Furthermore the accounts of the Libyan State will be reviewed by a third party—likely to be an independent accounting firm—illegal under current Libyan laws.
The aim is to deny the militias the funding they have been enjoying over the years through their nominal support and sometimes blackmail of the successive governments that came to power in Libya over the last decade.
While this is a noble cause that would limit the financial attrition of the country, it is also a clear attempt to deny the Libyan State its sovereign decision-making over its resources by simply handing it over to foreign powers that are, essentially, the main cause of the country’s ills since 2011.
Before “Mustafeed” was unveiled, many foreign players in Libya were calling for some kind of sharing of the oil revenue, a step many criticised because it could lead to partition of the country along its geographical regions: East, West and South—an idea supported by many politicians, particularly in eastern Libya, disguising it as federalist system similar to what Libya used to be in the wake of its independence in 1951.
Many believe the international military intervention in Libya in 2011 was, partly, to dominate and control part of the country’s huge oil wealth. Today, as it was then, Libya remains a wealthy nation with proven oil reserves estimated to be more than 48 billion barrels, the third in Africa, but the decade-long conflict has diminished its production capacity.
Because of the conflict and lack of central government, the country is producing less than half a million barrels/day, when it should be capitalising on higher energy prices through increased production. International oil prices have skyrocketed since the start of the war in Ukraine, but Libya, despite its potential, has not benefited from this windfall.
The “Mustafeed” plan, if implemented, will not be anything but another form of “oil for food program”, since the country is still considered as a threat to international peace and security. Dozens of UN Security Council resolutions, since 2011, were adopted under Chapter VII of the UN designating Libya as security threat.
However, “Mustafeed” is very likely to be a difficult political sell for any politician who might be tempted to sign up to the idea.
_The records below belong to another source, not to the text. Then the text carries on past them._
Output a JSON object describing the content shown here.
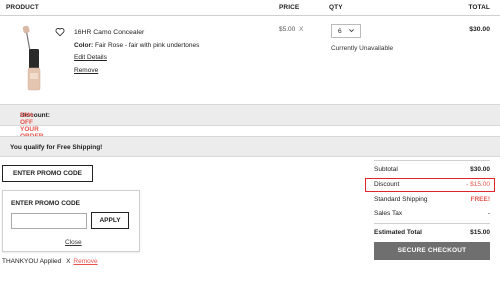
{
  "header": {
    "product": "PRODUCT",
    "price": "PRICE",
    "qty": "QTY",
    "total": "TOTAL"
  },
  "item": {
    "name": "16HR Camo Concealer",
    "color_label": "Color:",
    "color_value": "Fair Rose - fair with pink undertones",
    "edit_label": "Edit Details",
    "remove_label": "Remove",
    "price": "$5.00",
    "times": "X",
    "qty": "6",
    "availability": "Currently Unavailable",
    "line_total": "$30.00"
  },
  "discount_banner": {
    "label": "Discount:",
    "offer": "50% OFF YOUR ORDER OF $30+!"
  },
  "shipping_banner": {
    "text": "You qualify for Free Shipping!"
  },
  "promo": {
    "button_label": "ENTER PROMO CODE",
    "panel_title": "ENTER PROMO CODE",
    "input_value": "",
    "apply_label": "APPLY",
    "close_label": "Close",
    "applied_code": "THANKYOU",
    "applied_text": "Applied",
    "applied_x": "X",
    "applied_remove": "Remove"
  },
  "summary": {
    "subtotal_label": "Subtotal",
    "subtotal_value": "$30.00",
    "discount_label": "Discount",
    "discount_value": "- $15.00",
    "shipping_label": "Standard Shipping",
    "shipping_value": "FREE!",
    "tax_label": "Sales Tax",
    "tax_value": "-",
    "estimated_label": "Estimated Total",
    "estimated_value": "$15.00",
    "checkout_label": "SECURE CHECKOUT"
  },
  "colors": {
    "accent": "#e8554e",
    "highlight_box": "#e0242b",
    "checkout_bg": "#6f6f6f",
    "band_bg": "#ececec"
  },
  "icons": {
    "wishlist": "heart-outline-icon",
    "qty_dropdown": "chevron-down-icon"
  }
}
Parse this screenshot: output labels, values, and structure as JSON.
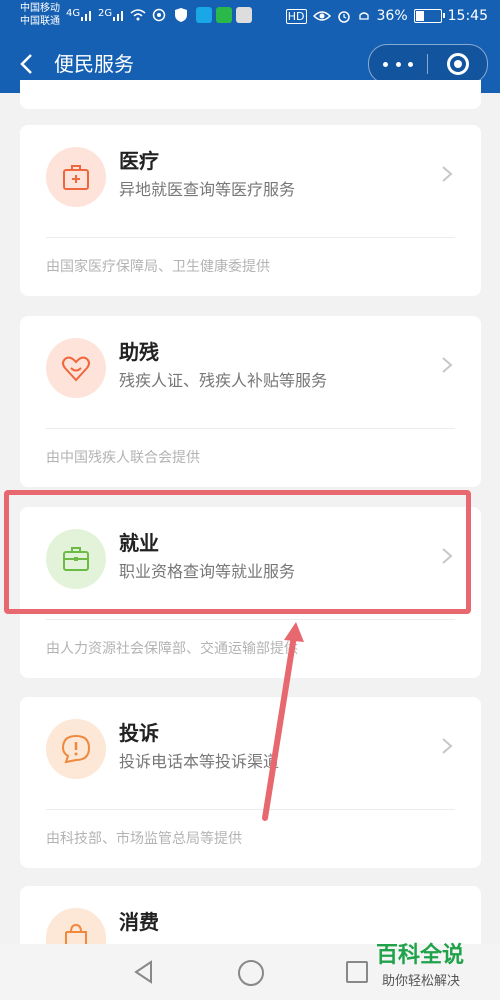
{
  "status_bar": {
    "carrier1": "中国移动",
    "carrier2": "中国联通",
    "signal1": "4G",
    "signal2": "2G",
    "hd": "HD",
    "battery": "36%",
    "battery_level": 0.36,
    "time": "15:45"
  },
  "nav": {
    "title": "便民服务",
    "back_icon": "chevron-left-icon",
    "more_icon": "more-dots-icon",
    "close_icon": "target-circle-icon"
  },
  "cards": [
    {
      "title": "医疗",
      "desc": "异地就医查询等医疗服务",
      "source": "由国家医疗保障局、卫生健康委提供",
      "icon": "medical-kit-icon",
      "color": "#f0673d",
      "bg": "#fde3d9"
    },
    {
      "title": "助残",
      "desc": "残疾人证、残疾人补贴等服务",
      "source": "由中国残疾人联合会提供",
      "icon": "heart-smile-icon",
      "color": "#f0673d",
      "bg": "#fde3d9"
    },
    {
      "title": "就业",
      "desc": "职业资格查询等就业服务",
      "source": "由人力资源社会保障部、交通运输部提供",
      "icon": "briefcase-icon",
      "color": "#6dbb45",
      "bg": "#e3f3da"
    },
    {
      "title": "投诉",
      "desc": "投诉电话本等投诉渠道",
      "source": "由科技部、市场监管总局等提供",
      "icon": "exclamation-bubble-icon",
      "color": "#f0883d",
      "bg": "#fde7d6"
    },
    {
      "title": "消费",
      "desc": "",
      "source": "",
      "icon": "shopping-bag-icon",
      "color": "#f0883d",
      "bg": "#fde7d6"
    }
  ],
  "watermark": {
    "title": "百科全说",
    "subtitle": "助你轻松解决"
  },
  "colors": {
    "primary": "#1660b4",
    "highlight": "#e8686f",
    "watermark": "#1fa24a"
  }
}
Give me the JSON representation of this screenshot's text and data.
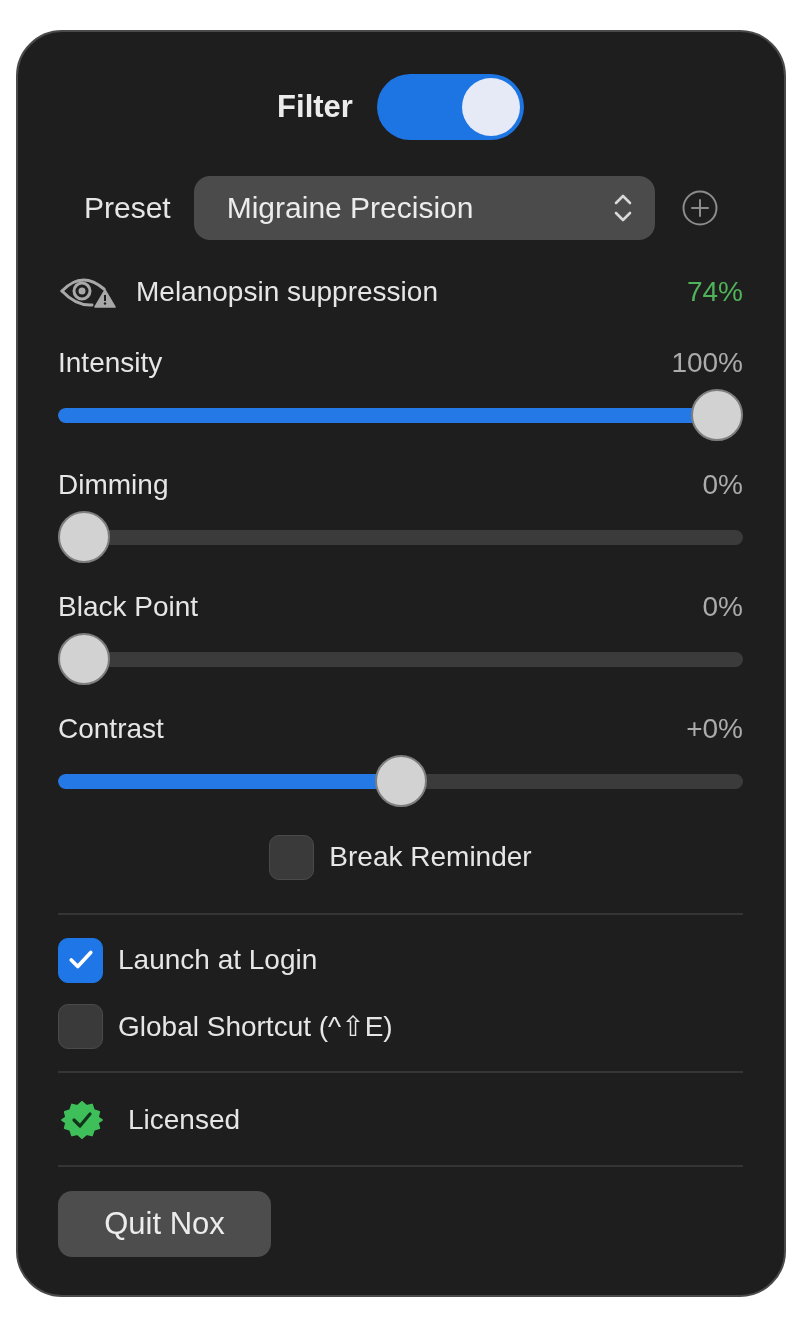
{
  "filter": {
    "label": "Filter",
    "on": true
  },
  "preset": {
    "label": "Preset",
    "value": "Migraine Precision"
  },
  "melanopsin": {
    "label": "Melanopsin suppression",
    "value": "74%"
  },
  "sliders": [
    {
      "label": "Intensity",
      "value": "100%",
      "level": 1
    },
    {
      "label": "Dimming",
      "value": "0%",
      "level": 0
    },
    {
      "label": "Black Point",
      "value": "0%",
      "level": 0
    },
    {
      "label": "Contrast",
      "value": "+0%",
      "level": 0.5
    }
  ],
  "break_reminder": {
    "label": "Break Reminder",
    "checked": false
  },
  "options": [
    {
      "label": "Launch at Login",
      "checked": true
    },
    {
      "label": "Global Shortcut (^⇧E)",
      "checked": false
    }
  ],
  "license": {
    "label": "Licensed"
  },
  "quit_button": {
    "label": "Quit Nox"
  }
}
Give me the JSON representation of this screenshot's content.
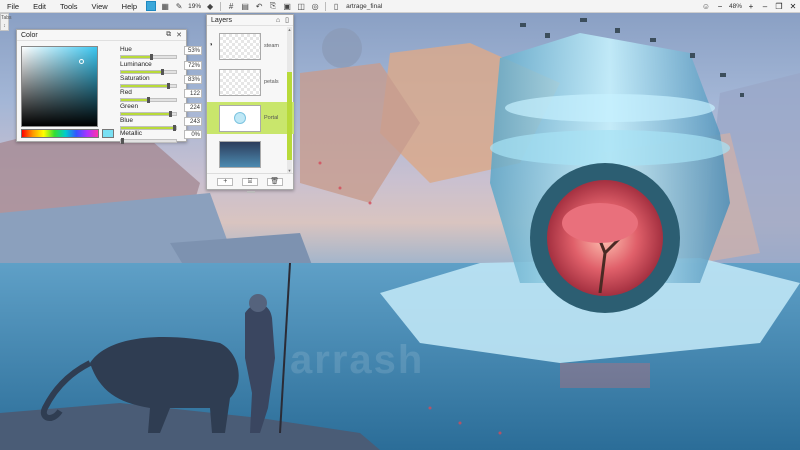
{
  "menubar": {
    "menus": [
      "File",
      "Edit",
      "Tools",
      "View",
      "Help"
    ],
    "zoom_small": "19%",
    "document_title": "artrage_final",
    "zoom_right": "48%",
    "zoom_minus": "−",
    "zoom_plus": "+",
    "win_minimize": "–",
    "win_restore": "❐",
    "win_close": "✕"
  },
  "left_strip": {
    "label": "Tabs"
  },
  "color_panel": {
    "title": "Color",
    "sliders": [
      {
        "label": "Hue",
        "value": "53%",
        "level": 0.53
      },
      {
        "label": "Luminance",
        "value": "72%",
        "level": 0.72
      },
      {
        "label": "Saturation",
        "value": "83%",
        "level": 0.83
      },
      {
        "label": "Red",
        "value": "122",
        "level": 0.48
      },
      {
        "label": "Green",
        "value": "224",
        "level": 0.88
      },
      {
        "label": "Blue",
        "value": "243",
        "level": 0.95
      },
      {
        "label": "Metallic",
        "value": "0%",
        "level": 0.0
      }
    ],
    "swatch_color": "#7ae0f3"
  },
  "layers_panel": {
    "title": "Layers",
    "layers": [
      {
        "name": "steam",
        "selected": false
      },
      {
        "name": "petals",
        "selected": false
      },
      {
        "name": "Portal",
        "selected": true
      },
      {
        "name": "",
        "selected": false
      }
    ],
    "footer_add": "+",
    "footer_folder": "⌸",
    "footer_delete": "🗑"
  },
  "canvas": {
    "watermark": "arrash"
  },
  "colors": {
    "accent_green": "#b8da3a",
    "active_blue": "#3ba7d9"
  }
}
Despite everything that happened in the country, the majority of Libyans still reject foreign meddling in their affairs.
Foreign interference in Libya has been one of the triggers of the recent wave of public demonstrations that has been taking place across Libya over the last two weeks.
In a wider context, Ambassador Norland also linked “Mustafeed” to the White House initiative of conflict prevention and resolution unveiled by the Biden administration last April.
In this case, taking control of Libya’s oil money will certainly limit the potential of waging war among different Libyan protagonists, but will not end the conflict while it will certainly eat away whatever sovereignty Libya has left.
As the political stalemate continues, similar ideas to “Mustafeed” are likely to become part of the debate about how to end the country’s political conflict which is poisoning every aspect of life, but fail to offer a solution.